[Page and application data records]
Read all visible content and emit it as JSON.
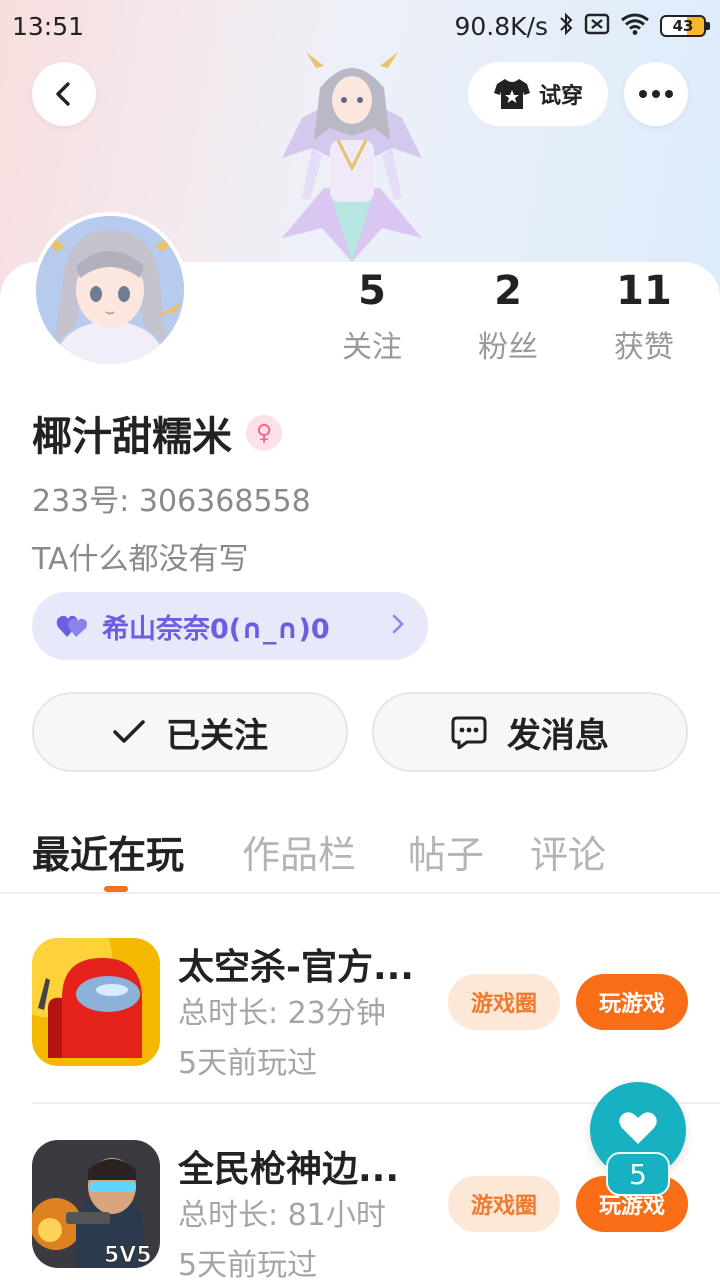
{
  "status_bar": {
    "time": "13:51",
    "net_speed": "90.8K/s",
    "battery": "43"
  },
  "header": {
    "tryon_label": "试穿"
  },
  "profile": {
    "stats": [
      {
        "value": "5",
        "label": "关注"
      },
      {
        "value": "2",
        "label": "粉丝"
      },
      {
        "value": "11",
        "label": "获赞"
      }
    ],
    "username": "椰汁甜糯米",
    "gender_symbol": "♀",
    "uid": "233号: 306368558",
    "bio": "TA什么都没有写",
    "cp_name": "希山奈奈0(∩_∩)0"
  },
  "actions": {
    "follow_label": "已关注",
    "message_label": "发消息"
  },
  "tabs": [
    {
      "label": "最近在玩"
    },
    {
      "label": "作品栏"
    },
    {
      "label": "帖子"
    },
    {
      "label": "评论"
    }
  ],
  "games": [
    {
      "name": "太空杀-官方...",
      "playtime": "总时长: 23分钟",
      "last_played": "5天前玩过",
      "circle_label": "游戏圈",
      "play_label": "玩游戏"
    },
    {
      "name": "全民枪神边...",
      "playtime": "总时长: 81小时",
      "last_played": "5天前玩过",
      "circle_label": "游戏圈",
      "play_label": "玩游戏",
      "icon_text": "5V5"
    }
  ],
  "like_fab": {
    "count": "5"
  },
  "colors": {
    "accent_orange": "#f96d16",
    "cp_purple": "#6a5fe0",
    "fab_teal": "#17b1c1"
  }
}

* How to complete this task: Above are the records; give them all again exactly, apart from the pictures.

* Exercise output:
Read all visible content and emit it as JSON.
{
  "status_bar": {
    "time": "13:51",
    "net_speed": "90.8K/s",
    "battery": "43"
  },
  "header": {
    "tryon_label": "试穿"
  },
  "profile": {
    "stats": [
      {
        "value": "5",
        "label": "关注"
      },
      {
        "value": "2",
        "label": "粉丝"
      },
      {
        "value": "11",
        "label": "获赞"
      }
    ],
    "username": "椰汁甜糯米",
    "gender_symbol": "♀",
    "uid": "233号: 306368558",
    "bio": "TA什么都没有写",
    "cp_name": "希山奈奈0(∩_∩)0"
  },
  "actions": {
    "follow_label": "已关注",
    "message_label": "发消息"
  },
  "tabs": [
    {
      "label": "最近在玩"
    },
    {
      "label": "作品栏"
    },
    {
      "label": "帖子"
    },
    {
      "label": "评论"
    }
  ],
  "games": [
    {
      "name": "太空杀-官方...",
      "playtime": "总时长: 23分钟",
      "last_played": "5天前玩过",
      "circle_label": "游戏圈",
      "play_label": "玩游戏"
    },
    {
      "name": "全民枪神边...",
      "playtime": "总时长: 81小时",
      "last_played": "5天前玩过",
      "circle_label": "游戏圈",
      "play_label": "玩游戏",
      "icon_text": "5V5"
    }
  ],
  "like_fab": {
    "count": "5"
  },
  "colors": {
    "accent_orange": "#f96d16",
    "cp_purple": "#6a5fe0",
    "fab_teal": "#17b1c1"
  }
}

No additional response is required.